→ Task objective:
Only a number is wanted here: the count of lines in the data below where the string "acrylic" occurs.
*** The records ***
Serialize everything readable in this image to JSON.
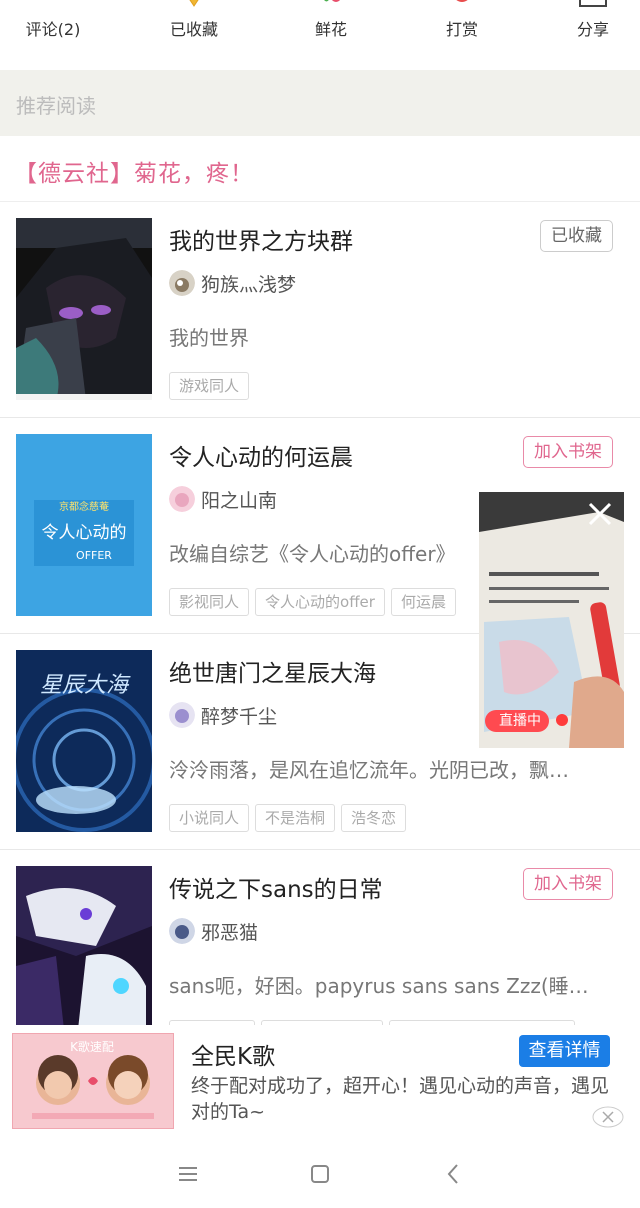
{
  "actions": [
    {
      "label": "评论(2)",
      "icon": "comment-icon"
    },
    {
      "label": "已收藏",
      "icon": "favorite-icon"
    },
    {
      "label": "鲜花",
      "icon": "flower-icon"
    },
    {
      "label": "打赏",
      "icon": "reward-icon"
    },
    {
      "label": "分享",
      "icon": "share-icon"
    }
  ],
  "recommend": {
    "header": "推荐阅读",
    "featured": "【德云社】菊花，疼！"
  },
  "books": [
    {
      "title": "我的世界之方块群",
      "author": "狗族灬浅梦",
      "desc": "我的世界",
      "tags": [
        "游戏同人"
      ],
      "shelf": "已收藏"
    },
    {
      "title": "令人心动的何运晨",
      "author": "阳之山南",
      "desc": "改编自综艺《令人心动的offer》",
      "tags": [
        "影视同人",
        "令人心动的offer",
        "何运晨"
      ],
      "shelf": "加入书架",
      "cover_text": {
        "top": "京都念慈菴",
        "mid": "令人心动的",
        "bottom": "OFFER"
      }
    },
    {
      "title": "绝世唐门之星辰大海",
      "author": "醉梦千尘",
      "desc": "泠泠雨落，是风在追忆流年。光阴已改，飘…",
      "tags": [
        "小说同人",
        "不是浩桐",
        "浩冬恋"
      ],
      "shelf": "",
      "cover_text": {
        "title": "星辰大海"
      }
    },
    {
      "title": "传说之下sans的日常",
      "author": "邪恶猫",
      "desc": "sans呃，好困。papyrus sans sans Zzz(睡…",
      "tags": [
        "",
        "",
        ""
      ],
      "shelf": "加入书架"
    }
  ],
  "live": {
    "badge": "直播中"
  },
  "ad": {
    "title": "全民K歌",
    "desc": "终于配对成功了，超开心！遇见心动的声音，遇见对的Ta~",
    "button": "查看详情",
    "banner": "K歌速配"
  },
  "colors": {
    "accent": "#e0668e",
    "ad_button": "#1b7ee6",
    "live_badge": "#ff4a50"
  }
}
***
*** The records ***
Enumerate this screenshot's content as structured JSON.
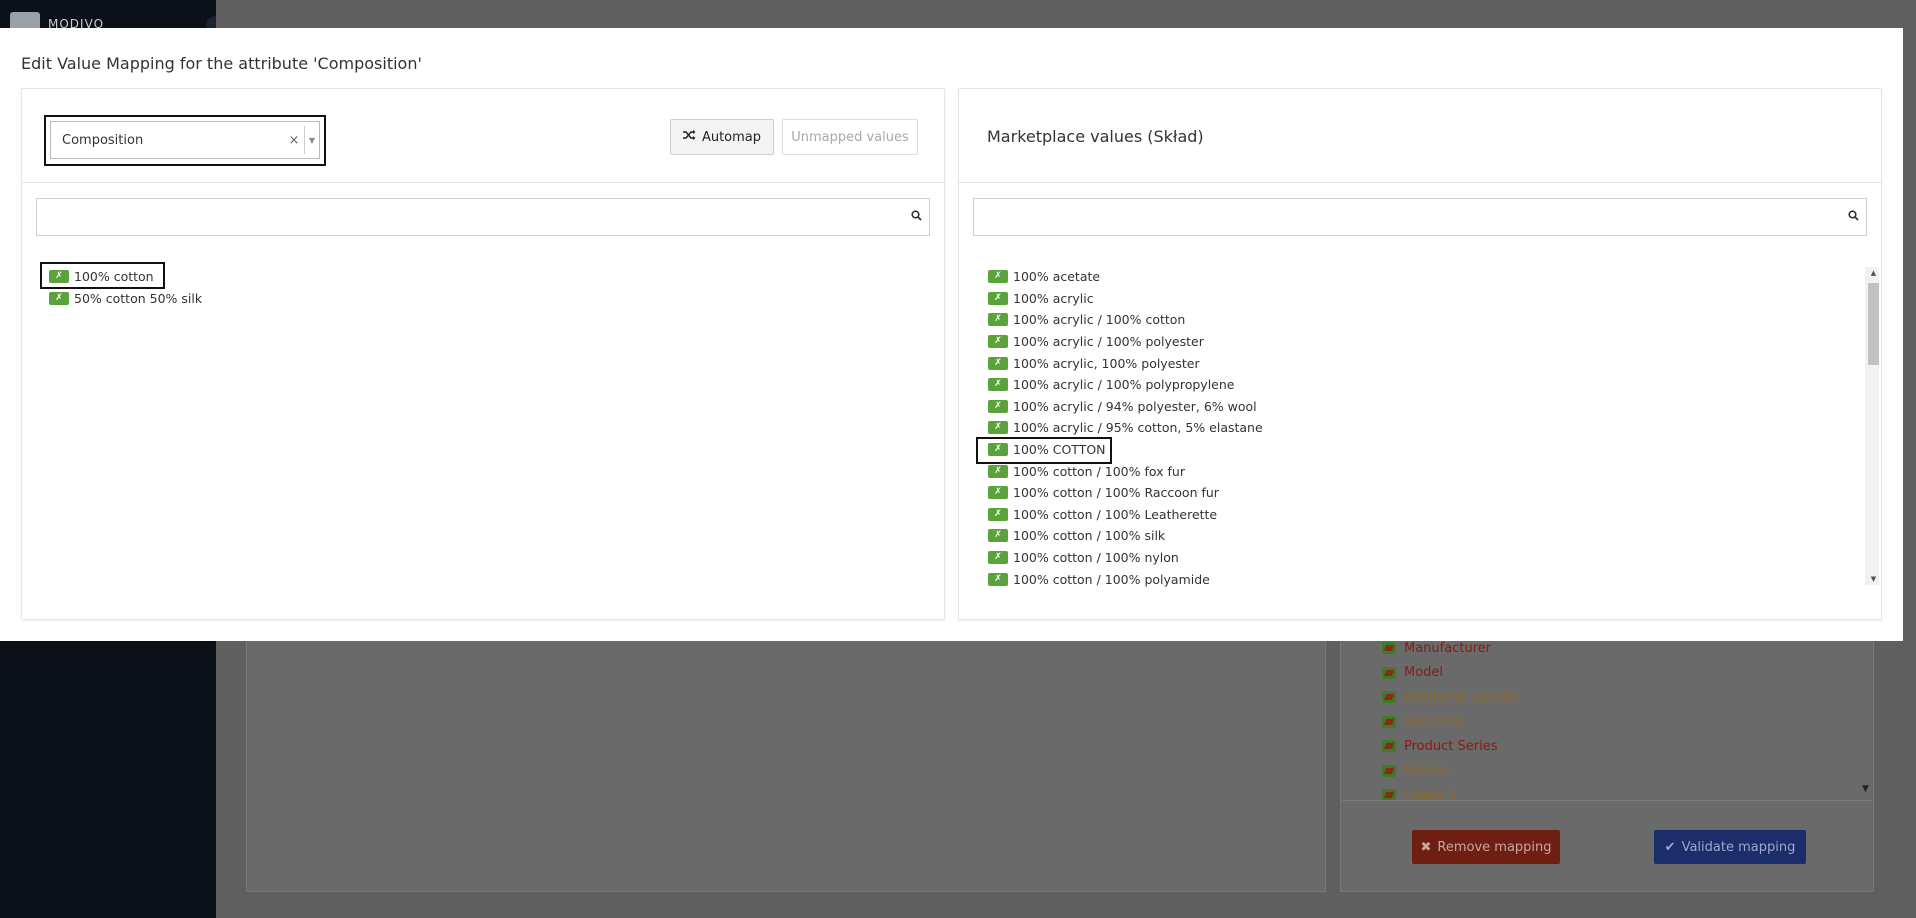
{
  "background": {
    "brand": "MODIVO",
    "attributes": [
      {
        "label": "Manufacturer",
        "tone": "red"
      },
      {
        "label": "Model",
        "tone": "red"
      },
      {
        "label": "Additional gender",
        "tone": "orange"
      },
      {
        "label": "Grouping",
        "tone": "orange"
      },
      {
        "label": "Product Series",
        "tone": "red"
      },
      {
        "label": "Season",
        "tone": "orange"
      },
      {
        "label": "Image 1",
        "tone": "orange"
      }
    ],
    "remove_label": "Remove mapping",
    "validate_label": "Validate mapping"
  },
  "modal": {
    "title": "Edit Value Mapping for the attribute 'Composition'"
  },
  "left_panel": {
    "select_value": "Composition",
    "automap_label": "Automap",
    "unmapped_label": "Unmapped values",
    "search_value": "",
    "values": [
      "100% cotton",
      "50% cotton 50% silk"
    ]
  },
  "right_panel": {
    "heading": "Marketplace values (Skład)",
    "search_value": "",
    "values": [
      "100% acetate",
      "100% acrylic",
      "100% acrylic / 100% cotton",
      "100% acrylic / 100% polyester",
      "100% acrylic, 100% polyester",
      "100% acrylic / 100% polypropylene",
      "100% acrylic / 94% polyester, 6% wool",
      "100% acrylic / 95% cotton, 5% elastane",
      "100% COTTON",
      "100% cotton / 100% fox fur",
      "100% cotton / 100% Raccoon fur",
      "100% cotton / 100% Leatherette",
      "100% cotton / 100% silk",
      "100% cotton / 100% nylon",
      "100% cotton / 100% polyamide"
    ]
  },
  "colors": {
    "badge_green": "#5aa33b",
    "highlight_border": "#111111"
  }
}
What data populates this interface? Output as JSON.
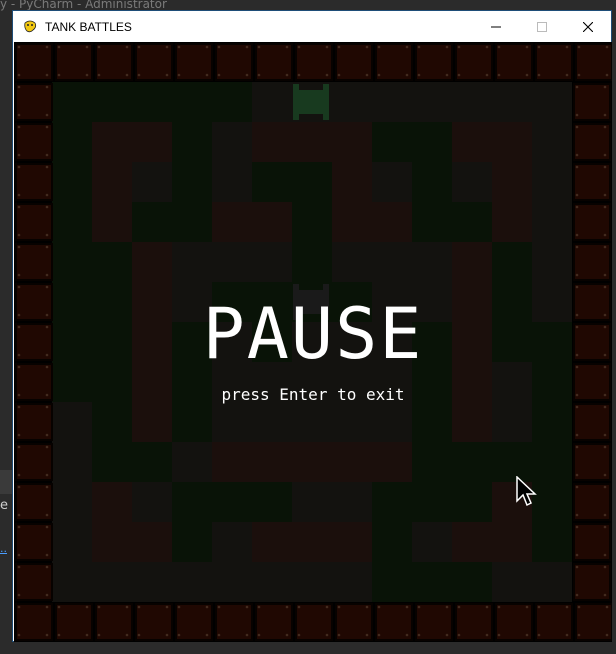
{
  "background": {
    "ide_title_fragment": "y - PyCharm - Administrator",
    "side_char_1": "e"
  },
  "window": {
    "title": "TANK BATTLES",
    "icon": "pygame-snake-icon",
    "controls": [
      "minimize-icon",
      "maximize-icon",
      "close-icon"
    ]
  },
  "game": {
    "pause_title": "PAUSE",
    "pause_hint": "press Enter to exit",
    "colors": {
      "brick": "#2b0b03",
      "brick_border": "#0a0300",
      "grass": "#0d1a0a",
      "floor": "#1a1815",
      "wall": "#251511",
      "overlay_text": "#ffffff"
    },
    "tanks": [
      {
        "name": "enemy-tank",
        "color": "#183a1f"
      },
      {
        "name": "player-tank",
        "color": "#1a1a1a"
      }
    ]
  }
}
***
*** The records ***
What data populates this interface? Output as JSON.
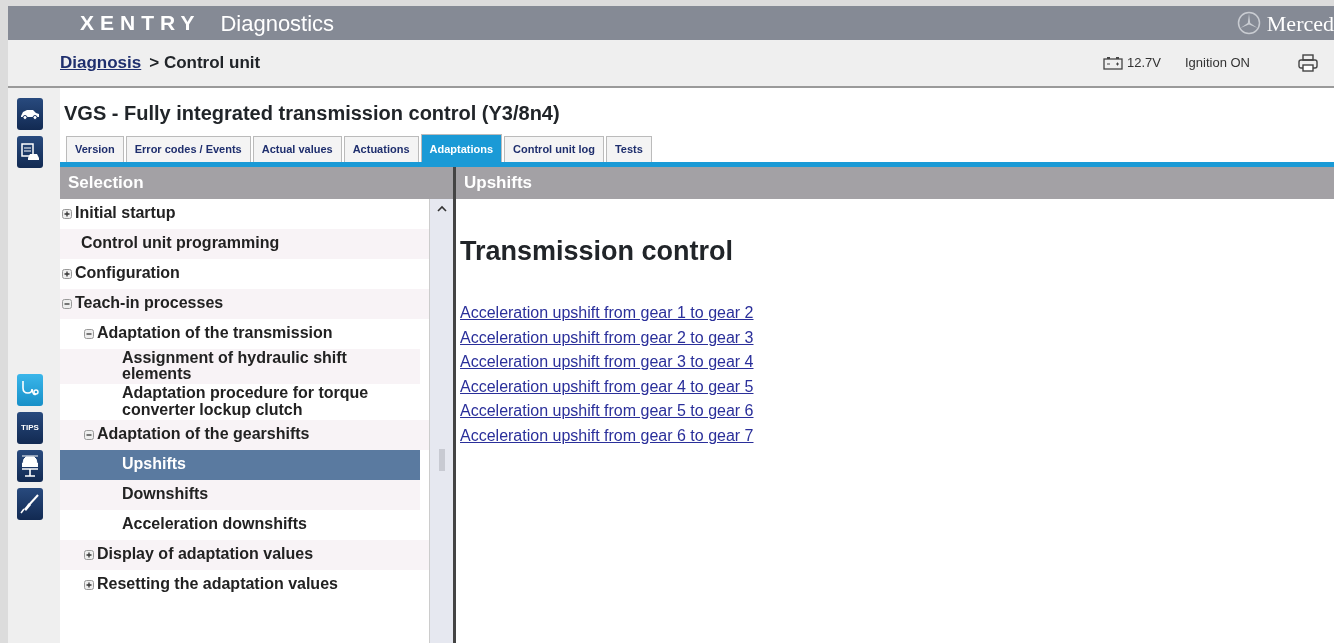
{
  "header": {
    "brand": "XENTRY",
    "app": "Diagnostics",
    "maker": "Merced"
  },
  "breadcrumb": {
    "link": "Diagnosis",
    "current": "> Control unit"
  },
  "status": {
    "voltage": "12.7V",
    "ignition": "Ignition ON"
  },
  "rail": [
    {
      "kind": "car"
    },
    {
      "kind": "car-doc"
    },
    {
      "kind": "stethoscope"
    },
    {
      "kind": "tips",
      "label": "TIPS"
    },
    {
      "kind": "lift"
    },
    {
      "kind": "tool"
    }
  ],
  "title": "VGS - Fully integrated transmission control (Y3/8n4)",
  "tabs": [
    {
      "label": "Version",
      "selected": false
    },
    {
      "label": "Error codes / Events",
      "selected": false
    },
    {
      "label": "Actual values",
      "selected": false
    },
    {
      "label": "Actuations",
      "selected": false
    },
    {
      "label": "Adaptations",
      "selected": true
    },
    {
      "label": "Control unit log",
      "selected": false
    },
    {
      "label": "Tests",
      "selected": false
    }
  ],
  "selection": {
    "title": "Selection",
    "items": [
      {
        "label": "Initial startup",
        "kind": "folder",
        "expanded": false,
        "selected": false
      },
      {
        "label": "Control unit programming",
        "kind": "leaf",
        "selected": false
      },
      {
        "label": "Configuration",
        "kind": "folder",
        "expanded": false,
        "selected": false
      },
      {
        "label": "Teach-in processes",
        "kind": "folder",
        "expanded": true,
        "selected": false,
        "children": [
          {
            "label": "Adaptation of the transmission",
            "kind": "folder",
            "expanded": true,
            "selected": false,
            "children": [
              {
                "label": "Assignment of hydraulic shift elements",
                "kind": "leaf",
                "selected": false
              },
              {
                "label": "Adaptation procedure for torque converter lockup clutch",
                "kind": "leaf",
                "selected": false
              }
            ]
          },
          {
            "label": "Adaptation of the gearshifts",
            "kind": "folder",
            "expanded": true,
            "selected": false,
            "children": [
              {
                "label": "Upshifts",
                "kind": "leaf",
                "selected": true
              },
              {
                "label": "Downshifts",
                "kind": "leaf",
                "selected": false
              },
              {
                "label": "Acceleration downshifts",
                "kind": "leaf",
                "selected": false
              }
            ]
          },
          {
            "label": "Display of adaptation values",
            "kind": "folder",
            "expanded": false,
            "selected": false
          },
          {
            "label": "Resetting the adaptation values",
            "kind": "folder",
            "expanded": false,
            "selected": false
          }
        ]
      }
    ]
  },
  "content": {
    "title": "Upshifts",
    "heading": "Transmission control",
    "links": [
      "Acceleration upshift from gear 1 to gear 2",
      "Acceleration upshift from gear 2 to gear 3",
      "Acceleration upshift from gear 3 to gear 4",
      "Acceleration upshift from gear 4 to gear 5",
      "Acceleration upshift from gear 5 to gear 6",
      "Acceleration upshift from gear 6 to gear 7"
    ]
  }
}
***
→ Result for this task:
7